Items from an interface collection

• • • • •

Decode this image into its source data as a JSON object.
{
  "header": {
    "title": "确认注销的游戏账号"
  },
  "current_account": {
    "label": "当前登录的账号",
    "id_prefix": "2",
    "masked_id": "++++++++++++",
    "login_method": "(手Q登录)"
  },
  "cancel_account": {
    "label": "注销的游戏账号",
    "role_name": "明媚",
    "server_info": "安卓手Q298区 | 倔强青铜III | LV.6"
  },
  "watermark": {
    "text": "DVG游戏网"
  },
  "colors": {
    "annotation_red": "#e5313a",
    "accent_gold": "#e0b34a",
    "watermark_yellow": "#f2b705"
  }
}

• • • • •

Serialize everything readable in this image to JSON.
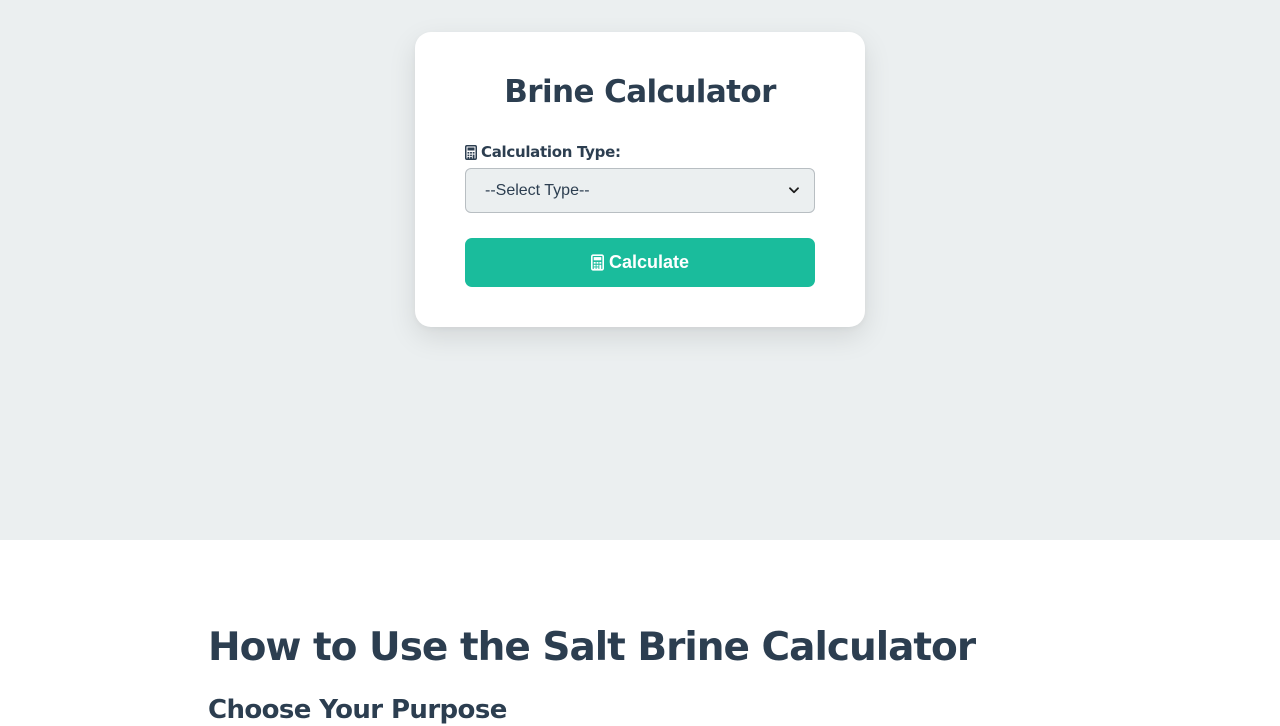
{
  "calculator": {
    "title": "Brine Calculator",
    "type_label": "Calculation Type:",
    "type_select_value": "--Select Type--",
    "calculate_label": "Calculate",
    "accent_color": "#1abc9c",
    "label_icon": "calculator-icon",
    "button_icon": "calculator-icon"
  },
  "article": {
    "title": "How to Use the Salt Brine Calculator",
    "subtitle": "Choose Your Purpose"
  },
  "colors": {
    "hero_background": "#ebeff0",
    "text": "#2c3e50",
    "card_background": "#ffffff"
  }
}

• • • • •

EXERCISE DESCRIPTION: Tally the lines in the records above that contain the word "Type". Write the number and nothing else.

TASK RESPONSE: 2